Shogun Finance Ltd v Hudson  1 AC 919, per Lord Phillips of Worth Matravers at p.976:
 Lord Nicholls of Birkenhead and Lord Millett propose an elegant solution to this illogicality. Where two individuals deal with each other, by whatever medium, and agree terms of a contract, then a contract will be concluded between them, notwithstanding that one has deceived the other into thinking that he has the identity of a third party. In such a situation the contract will be voidable but not void. While they accept that this approach cannot be reconciled with Cundy v Lindsay 3 App Cas 459, they conclude that Cundy v Lindsay was wrongly decided and should no longer be followed.

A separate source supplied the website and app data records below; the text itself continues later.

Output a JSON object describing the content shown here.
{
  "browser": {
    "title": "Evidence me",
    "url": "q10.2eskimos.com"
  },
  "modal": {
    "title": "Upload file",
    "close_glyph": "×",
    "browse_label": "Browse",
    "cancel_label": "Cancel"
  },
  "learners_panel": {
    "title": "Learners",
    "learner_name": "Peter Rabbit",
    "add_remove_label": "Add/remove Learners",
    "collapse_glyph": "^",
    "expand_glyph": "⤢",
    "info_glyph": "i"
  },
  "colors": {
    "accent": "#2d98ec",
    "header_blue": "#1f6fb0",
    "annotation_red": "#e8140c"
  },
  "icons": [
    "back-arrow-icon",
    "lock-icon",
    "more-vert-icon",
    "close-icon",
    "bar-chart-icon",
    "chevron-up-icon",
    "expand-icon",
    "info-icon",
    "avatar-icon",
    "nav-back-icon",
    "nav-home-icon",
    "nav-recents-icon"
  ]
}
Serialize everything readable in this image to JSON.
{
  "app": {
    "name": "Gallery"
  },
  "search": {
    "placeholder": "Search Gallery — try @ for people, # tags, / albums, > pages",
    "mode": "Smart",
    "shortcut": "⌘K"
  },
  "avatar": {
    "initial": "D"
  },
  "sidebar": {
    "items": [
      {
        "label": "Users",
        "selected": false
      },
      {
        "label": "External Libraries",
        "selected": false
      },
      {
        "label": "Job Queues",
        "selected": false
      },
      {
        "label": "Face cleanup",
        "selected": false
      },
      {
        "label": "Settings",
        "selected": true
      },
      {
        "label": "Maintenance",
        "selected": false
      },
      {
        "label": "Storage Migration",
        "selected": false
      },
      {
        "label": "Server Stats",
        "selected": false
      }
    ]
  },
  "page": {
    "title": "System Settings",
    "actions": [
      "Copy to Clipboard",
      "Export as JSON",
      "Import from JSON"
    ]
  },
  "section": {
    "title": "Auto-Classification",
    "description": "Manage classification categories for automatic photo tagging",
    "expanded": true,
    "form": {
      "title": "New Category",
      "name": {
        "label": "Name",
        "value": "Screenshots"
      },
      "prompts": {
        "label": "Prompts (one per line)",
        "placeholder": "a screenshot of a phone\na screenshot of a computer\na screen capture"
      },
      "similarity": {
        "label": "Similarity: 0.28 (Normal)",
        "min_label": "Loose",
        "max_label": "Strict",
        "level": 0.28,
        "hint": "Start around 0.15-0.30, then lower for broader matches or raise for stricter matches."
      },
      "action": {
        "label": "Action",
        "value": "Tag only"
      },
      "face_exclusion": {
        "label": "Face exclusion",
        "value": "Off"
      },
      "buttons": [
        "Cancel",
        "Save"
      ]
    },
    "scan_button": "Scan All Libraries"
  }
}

 While I was strongly attracted to this solution, I have found myself unable to adopt it. Cundy v Lindsay exemplifies the application by English law of the same approach to identifying the parties as is applied to identifying the terms of the contract. In essence this focuses on deducing the intention of the parties from their words and conduct. Where there is some form of personal contact between individuals who are conducting negotiations, this approach gives rise to problems. In such a situation I would favour the application of a strong presumption that each intends to contract with the other, with whom he is dealing. Where, however, the dealings are exclusively conducted in writing, there is no scope or need for such a presumption.